EXEC sp_addrolemember 'db_datareader', ‘AD Azure Group’;
Alternative ways of using Azure Databases
Perhaps you want only the Data Warehouse database to be located on Azure. This is possible, as long as you do not use Direct Read and SSIS.
You can also set up multiple environments where a development environment is local and a production environment is fully on Azure SQL DBs.
When not using one database and schemas to split up the layers we have to rely on ADO.NET for data transfer between database. How much performance degradation can we expect compared with using SSIS in a typical server setup?
I would be very interested to see comments from anyone who is using an Azure SQL DB for TX, with an idea of which pricing model (DTU/vCore) and service tier is working for them.
This is clearly going to be data-dependent, but some starting point in terms of general DWH scale (total gigabytes or rows) and appropriate service tier for that scale, would be very helpful.
Thanks in advance if anyone sees this and replies!
You only need CLR and SMO. I added a link to where you can download them, in the description.
Is it best practice to only use SQL login when accessing Azure SQL database?
If i set windows authentication to on, it get the following error message:
'Windows login are not supported for this version of SQL server'
From security perspective i would preffer to use windows authentication instead of static sql login.
Are you able to connect to a Azure SQL database through Microsoft Management Studio with a windows authenticated user?
If so then yes, it probably should be an added possibility.
Hi Thomas, so what is the best way to handle the ETL process since SSIS is not available. given all db are in azure (no VM).
If you're just running TX DWA on an Azure VM (no SQL Server installed) what are the recommended specs for that VM?
Yep, I saw that. I'm looking for details on the infrastructure requirements side, such a suggested number of CPU cores & RAM for the Azure VM. I'm guessing the number of cores will correspond with how many parallel processes you need to run?

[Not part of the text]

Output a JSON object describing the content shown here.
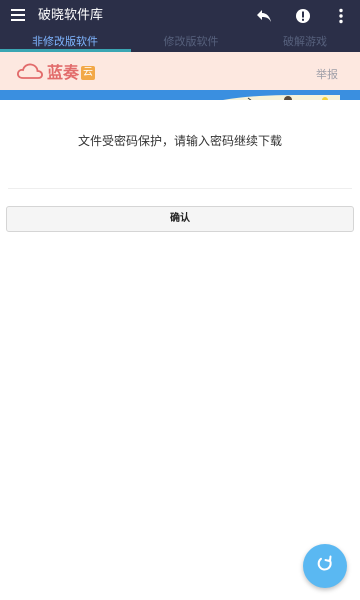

Regarding the infrastructure requirements.
You can split out the threads in as many as you have cores, but it is not a limitation in itself. If you want, you can split it out into 8, even though you have 4 cores. That said it is still a good rule to follow.

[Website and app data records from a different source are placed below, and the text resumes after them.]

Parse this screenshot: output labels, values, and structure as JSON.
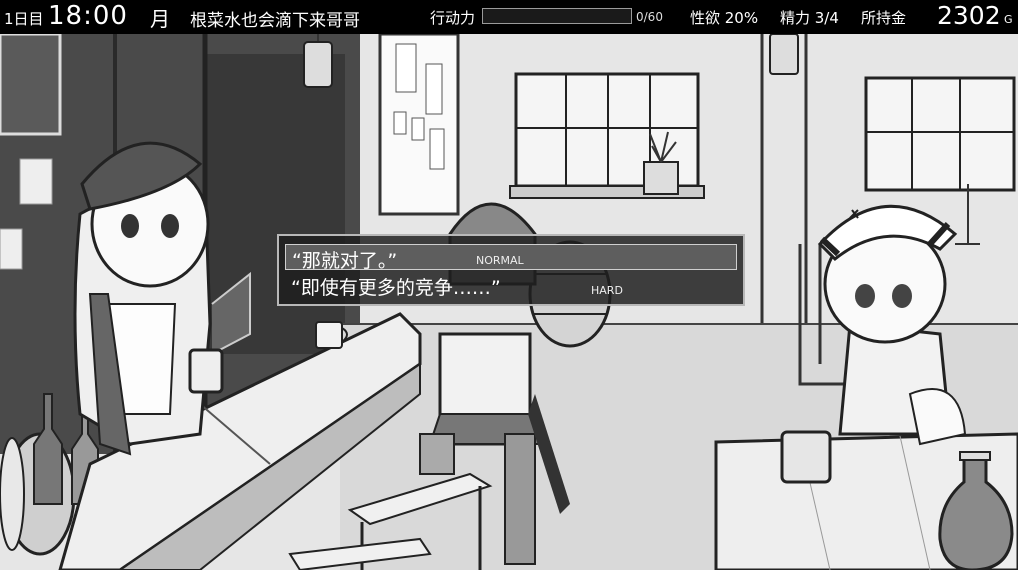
{
  "hud": {
    "day": "1日目",
    "time": "18:00",
    "month": "月",
    "location": "根菜水也会滴下来哥哥",
    "action_points_label": "行动力",
    "action_points_value": "0/60",
    "action_points_fraction": 0.0,
    "lust": "性欲 20%",
    "stamina": "精力 3/4",
    "money_label": "所持金",
    "money": "2302",
    "currency": "G"
  },
  "dialogue": {
    "choices": [
      {
        "text": "“那就对了。”",
        "tag": "NORMAL"
      },
      {
        "text": "“即使有更多的竞争……”",
        "tag": "HARD"
      }
    ]
  }
}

In this instance where the SQL server is located in another location, i would probably use a "Compute Optimized" server. How fast is up to you, but it seems to be the best fit.
Regarding the ETL process and no SSIS.
In my article i use a middle step with the direct read that get used instead of the normal transfer. Other than that there still is the normal data cleansing procedure afterwards.
There will be a new article that will be about the differences between SSIS and ADO.Net.